→ **YOUR OBJECTIVE**
Set down each line of the listing exactly as it reads.

→ **EXTRACTED MATERIAL**

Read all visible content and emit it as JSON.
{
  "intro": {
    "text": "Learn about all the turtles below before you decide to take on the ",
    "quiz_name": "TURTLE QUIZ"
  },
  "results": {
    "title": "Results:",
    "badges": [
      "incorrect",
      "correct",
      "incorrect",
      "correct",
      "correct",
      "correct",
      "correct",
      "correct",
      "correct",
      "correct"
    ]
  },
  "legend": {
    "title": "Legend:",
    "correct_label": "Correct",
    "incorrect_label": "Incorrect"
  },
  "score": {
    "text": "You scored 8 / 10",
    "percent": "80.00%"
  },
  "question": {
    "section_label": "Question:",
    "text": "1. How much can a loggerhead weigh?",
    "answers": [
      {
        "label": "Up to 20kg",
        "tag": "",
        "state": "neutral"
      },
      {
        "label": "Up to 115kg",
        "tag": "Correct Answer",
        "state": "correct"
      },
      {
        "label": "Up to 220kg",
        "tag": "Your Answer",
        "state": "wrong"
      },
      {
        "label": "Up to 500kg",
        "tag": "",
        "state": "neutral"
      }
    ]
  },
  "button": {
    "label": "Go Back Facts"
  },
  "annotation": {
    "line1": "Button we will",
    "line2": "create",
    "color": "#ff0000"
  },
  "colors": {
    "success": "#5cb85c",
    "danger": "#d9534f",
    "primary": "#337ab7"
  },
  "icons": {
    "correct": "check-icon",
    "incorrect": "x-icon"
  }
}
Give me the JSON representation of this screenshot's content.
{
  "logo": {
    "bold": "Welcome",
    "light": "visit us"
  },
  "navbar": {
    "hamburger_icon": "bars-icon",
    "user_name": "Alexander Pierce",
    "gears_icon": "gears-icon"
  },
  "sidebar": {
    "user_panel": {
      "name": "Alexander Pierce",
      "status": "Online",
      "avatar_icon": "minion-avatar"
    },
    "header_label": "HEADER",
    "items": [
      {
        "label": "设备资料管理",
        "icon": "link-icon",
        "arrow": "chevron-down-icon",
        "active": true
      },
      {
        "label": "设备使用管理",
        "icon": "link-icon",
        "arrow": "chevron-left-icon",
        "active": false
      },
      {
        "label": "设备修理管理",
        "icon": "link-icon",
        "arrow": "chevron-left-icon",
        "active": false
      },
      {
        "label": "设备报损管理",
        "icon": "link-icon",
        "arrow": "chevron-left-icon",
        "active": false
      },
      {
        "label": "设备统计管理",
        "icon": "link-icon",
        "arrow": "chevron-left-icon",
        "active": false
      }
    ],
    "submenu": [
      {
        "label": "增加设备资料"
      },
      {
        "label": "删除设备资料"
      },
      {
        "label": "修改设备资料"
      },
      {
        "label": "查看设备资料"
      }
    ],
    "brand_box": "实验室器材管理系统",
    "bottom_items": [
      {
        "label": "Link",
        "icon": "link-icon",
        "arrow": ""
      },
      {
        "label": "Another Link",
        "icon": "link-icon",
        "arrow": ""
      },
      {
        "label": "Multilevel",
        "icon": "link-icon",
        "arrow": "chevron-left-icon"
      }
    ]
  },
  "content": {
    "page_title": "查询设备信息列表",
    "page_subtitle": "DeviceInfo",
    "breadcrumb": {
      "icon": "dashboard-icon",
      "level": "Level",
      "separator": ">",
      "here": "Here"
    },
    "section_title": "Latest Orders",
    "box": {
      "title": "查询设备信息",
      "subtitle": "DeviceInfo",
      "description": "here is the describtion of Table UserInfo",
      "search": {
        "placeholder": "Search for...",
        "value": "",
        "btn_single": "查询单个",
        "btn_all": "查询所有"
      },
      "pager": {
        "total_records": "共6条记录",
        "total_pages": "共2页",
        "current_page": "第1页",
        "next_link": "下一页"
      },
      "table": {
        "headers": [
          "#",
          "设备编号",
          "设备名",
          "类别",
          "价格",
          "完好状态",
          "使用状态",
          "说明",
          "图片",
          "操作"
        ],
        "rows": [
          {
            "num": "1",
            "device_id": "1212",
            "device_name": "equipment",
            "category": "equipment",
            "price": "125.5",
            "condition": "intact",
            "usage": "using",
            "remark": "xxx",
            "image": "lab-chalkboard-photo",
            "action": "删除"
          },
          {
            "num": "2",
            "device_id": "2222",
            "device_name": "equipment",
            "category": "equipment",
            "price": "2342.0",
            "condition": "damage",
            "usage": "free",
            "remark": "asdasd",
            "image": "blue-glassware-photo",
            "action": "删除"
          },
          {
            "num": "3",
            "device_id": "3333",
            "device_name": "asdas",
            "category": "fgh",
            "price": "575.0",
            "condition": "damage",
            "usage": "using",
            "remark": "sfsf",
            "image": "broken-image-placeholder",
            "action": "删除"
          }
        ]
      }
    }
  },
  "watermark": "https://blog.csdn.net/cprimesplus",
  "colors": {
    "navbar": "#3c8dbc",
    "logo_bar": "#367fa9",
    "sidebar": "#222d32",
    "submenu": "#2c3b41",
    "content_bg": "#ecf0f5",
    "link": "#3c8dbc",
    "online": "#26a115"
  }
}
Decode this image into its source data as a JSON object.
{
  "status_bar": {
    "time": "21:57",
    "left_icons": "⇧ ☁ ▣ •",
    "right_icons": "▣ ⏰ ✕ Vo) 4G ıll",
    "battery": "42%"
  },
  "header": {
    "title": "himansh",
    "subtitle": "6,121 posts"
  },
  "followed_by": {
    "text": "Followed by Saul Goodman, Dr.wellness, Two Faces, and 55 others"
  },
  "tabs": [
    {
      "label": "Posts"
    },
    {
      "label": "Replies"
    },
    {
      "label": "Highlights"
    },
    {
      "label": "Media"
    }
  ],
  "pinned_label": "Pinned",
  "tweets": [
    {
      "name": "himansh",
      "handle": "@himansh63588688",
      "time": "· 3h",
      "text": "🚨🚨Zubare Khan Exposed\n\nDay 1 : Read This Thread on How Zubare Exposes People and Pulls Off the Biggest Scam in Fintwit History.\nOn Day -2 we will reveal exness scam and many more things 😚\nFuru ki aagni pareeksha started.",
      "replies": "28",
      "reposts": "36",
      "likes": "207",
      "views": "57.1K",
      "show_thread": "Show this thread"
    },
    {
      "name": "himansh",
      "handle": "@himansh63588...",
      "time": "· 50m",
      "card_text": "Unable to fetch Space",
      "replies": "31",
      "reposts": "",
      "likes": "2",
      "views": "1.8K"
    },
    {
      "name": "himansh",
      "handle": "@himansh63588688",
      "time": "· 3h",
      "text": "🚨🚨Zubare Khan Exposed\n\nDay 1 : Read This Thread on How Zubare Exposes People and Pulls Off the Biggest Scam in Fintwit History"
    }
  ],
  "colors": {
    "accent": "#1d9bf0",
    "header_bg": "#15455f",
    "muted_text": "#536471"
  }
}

→ **TASK ANSWER**
Read all visible content and emit it as JSON.
{
  "intro": {
    "text": "Learn about all the turtles below before you decide to take on the ",
    "quiz_name": "TURTLE QUIZ"
  },
  "results": {
    "title": "Results:",
    "badges": [
      "incorrect",
      "correct",
      "incorrect",
      "correct",
      "correct",
      "correct",
      "correct",
      "correct",
      "correct",
      "correct"
    ]
  },
  "legend": {
    "title": "Legend:",
    "correct_label": "Correct",
    "incorrect_label": "Incorrect"
  },
  "score": {
    "text": "You scored 8 / 10",
    "percent": "80.00%"
  },
  "question": {
    "section_label": "Question:",
    "text": "1. How much can a loggerhead weigh?",
    "answers": [
      {
        "label": "Up to 20kg",
        "tag": "",
        "state": "neutral"
      },
      {
        "label": "Up to 115kg",
        "tag": "Correct Answer",
        "state": "correct"
      },
      {
        "label": "Up to 220kg",
        "tag": "Your Answer",
        "state": "wrong"
      },
      {
        "label": "Up to 500kg",
        "tag": "",
        "state": "neutral"
      }
    ]
  },
  "button": {
    "label": "Go Back Facts"
  },
  "annotation": {
    "line1": "Button we will",
    "line2": "create",
    "color": "#ff0000"
  },
  "colors": {
    "success": "#5cb85c",
    "danger": "#d9534f",
    "primary": "#337ab7"
  },
  "icons": {
    "correct": "check-icon",
    "incorrect": "x-icon"
  }
}
Give me the JSON representation of this screenshot's content.
{
  "logo": {
    "bold": "Welcome",
    "light": "visit us"
  },
  "navbar": {
    "hamburger_icon": "bars-icon",
    "user_name": "Alexander Pierce",
    "gears_icon": "gears-icon"
  },
  "sidebar": {
    "user_panel": {
      "name": "Alexander Pierce",
      "status": "Online",
      "avatar_icon": "minion-avatar"
    },
    "header_label": "HEADER",
    "items": [
      {
        "label": "设备资料管理",
        "icon": "link-icon",
        "arrow": "chevron-down-icon",
        "active": true
      },
      {
        "label": "设备使用管理",
        "icon": "link-icon",
        "arrow": "chevron-left-icon",
        "active": false
      },
      {
        "label": "设备修理管理",
        "icon": "link-icon",
        "arrow": "chevron-left-icon",
        "active": false
      },
      {
        "label": "设备报损管理",
        "icon": "link-icon",
        "arrow": "chevron-left-icon",
        "active": false
      },
      {
        "label": "设备统计管理",
        "icon": "link-icon",
        "arrow": "chevron-left-icon",
        "active": false
      }
    ],
    "submenu": [
      {
        "label": "增加设备资料"
      },
      {
        "label": "删除设备资料"
      },
      {
        "label": "修改设备资料"
      },
      {
        "label": "查看设备资料"
      }
    ],
    "brand_box": "实验室器材管理系统",
    "bottom_items": [
      {
        "label": "Link",
        "icon": "link-icon",
        "arrow": ""
      },
      {
        "label": "Another Link",
        "icon": "link-icon",
        "arrow": ""
      },
      {
        "label": "Multilevel",
        "icon": "link-icon",
        "arrow": "chevron-left-icon"
      }
    ]
  },
  "content": {
    "page_title": "查询设备信息列表",
    "page_subtitle": "DeviceInfo",
    "breadcrumb": {
      "icon": "dashboard-icon",
      "level": "Level",
      "separator": ">",
      "here": "Here"
    },
    "section_title": "Latest Orders",
    "box": {
      "title": "查询设备信息",
      "subtitle": "DeviceInfo",
      "description": "here is the describtion of Table UserInfo",
      "search": {
        "placeholder": "Search for...",
        "value": "",
        "btn_single": "查询单个",
        "btn_all": "查询所有"
      },
      "pager": {
        "total_records": "共6条记录",
        "total_pages": "共2页",
        "current_page": "第1页",
        "next_link": "下一页"
      },
      "table": {
        "headers": [
          "#",
          "设备编号",
          "设备名",
          "类别",
          "价格",
          "完好状态",
          "使用状态",
          "说明",
          "图片",
          "操作"
        ],
        "rows": [
          {
            "num": "1",
            "device_id": "1212",
            "device_name": "equipment",
            "category": "equipment",
            "price": "125.5",
            "condition": "intact",
            "usage": "using",
            "remark": "xxx",
            "image": "lab-chalkboard-photo",
            "action": "删除"
          },
          {
            "num": "2",
            "device_id": "2222",
            "device_name": "equipment",
            "category": "equipment",
            "price": "2342.0",
            "condition": "damage",
            "usage": "free",
            "remark": "asdasd",
            "image": "blue-glassware-photo",
            "action": "删除"
          },
          {
            "num": "3",
            "device_id": "3333",
            "device_name": "asdas",
            "category": "fgh",
            "price": "575.0",
            "condition": "damage",
            "usage": "using",
            "remark": "sfsf",
            "image": "broken-image-placeholder",
            "action": "删除"
          }
        ]
      }
    }
  },
  "watermark": "https://blog.csdn.net/cprimesplus",
  "colors": {
    "navbar": "#3c8dbc",
    "logo_bar": "#367fa9",
    "sidebar": "#222d32",
    "submenu": "#2c3b41",
    "content_bg": "#ecf0f5",
    "link": "#3c8dbc",
    "online": "#26a115"
  }
}
Decode this image into its source data as a JSON object.
{
  "status_bar": {
    "time": "21:57",
    "left_icons": "⇧ ☁ ▣ •",
    "right_icons": "▣ ⏰ ✕ Vo) 4G ıll",
    "battery": "42%"
  },
  "header": {
    "title": "himansh",
    "subtitle": "6,121 posts"
  },
  "followed_by": {
    "text": "Followed by Saul Goodman, Dr.wellness, Two Faces, and 55 others"
  },
  "tabs": [
    {
      "label": "Posts"
    },
    {
      "label": "Replies"
    },
    {
      "label": "Highlights"
    },
    {
      "label": "Media"
    }
  ],
  "pinned_label": "Pinned",
  "tweets": [
    {
      "name": "himansh",
      "handle": "@himansh63588688",
      "time": "· 3h",
      "text": "🚨🚨Zubare Khan Exposed\n\nDay 1 : Read This Thread on How Zubare Exposes People and Pulls Off the Biggest Scam in Fintwit History.\nOn Day -2 we will reveal exness scam and many more things 😚\nFuru ki aagni pareeksha started.",
      "replies": "28",
      "reposts": "36",
      "likes": "207",
      "views": "57.1K",
      "show_thread": "Show this thread"
    },
    {
      "name": "himansh",
      "handle": "@himansh63588...",
      "time": "· 50m",
      "card_text": "Unable to fetch Space",
      "replies": "31",
      "reposts": "",
      "likes": "2",
      "views": "1.8K"
    },
    {
      "name": "himansh",
      "handle": "@himansh63588688",
      "time": "· 3h",
      "text": "🚨🚨Zubare Khan Exposed\n\nDay 1 : Read This Thread on How Zubare Exposes People and Pulls Off the Biggest Scam in Fintwit History"
    }
  ],
  "colors": {
    "accent": "#1d9bf0",
    "header_bg": "#15455f",
    "muted_text": "#536471"
  }
}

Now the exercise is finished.